(Records from a collection)
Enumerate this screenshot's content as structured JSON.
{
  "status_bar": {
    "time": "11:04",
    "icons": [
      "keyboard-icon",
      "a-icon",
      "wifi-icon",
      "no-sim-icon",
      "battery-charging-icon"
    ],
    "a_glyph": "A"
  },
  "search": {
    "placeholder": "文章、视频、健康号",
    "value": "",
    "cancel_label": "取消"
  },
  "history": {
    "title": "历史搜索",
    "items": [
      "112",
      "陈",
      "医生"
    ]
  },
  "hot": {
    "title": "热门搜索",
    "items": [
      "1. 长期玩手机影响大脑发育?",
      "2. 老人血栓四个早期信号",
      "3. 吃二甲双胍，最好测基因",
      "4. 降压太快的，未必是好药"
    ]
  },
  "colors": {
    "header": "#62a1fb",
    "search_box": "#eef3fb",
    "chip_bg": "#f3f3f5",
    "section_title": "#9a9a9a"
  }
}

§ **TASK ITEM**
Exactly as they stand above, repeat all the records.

§ **REPLY**
Enumerate this screenshot's content as structured JSON.
{
  "status_bar": {
    "time": "11:04",
    "icons": [
      "keyboard-icon",
      "a-icon",
      "wifi-icon",
      "no-sim-icon",
      "battery-charging-icon"
    ],
    "a_glyph": "A"
  },
  "search": {
    "placeholder": "文章、视频、健康号",
    "value": "",
    "cancel_label": "取消"
  },
  "history": {
    "title": "历史搜索",
    "items": [
      "112",
      "陈",
      "医生"
    ]
  },
  "hot": {
    "title": "热门搜索",
    "items": [
      "1. 长期玩手机影响大脑发育?",
      "2. 老人血栓四个早期信号",
      "3. 吃二甲双胍，最好测基因",
      "4. 降压太快的，未必是好药"
    ]
  },
  "colors": {
    "header": "#62a1fb",
    "search_box": "#eef3fb",
    "chip_bg": "#f3f3f5",
    "section_title": "#9a9a9a"
  }
}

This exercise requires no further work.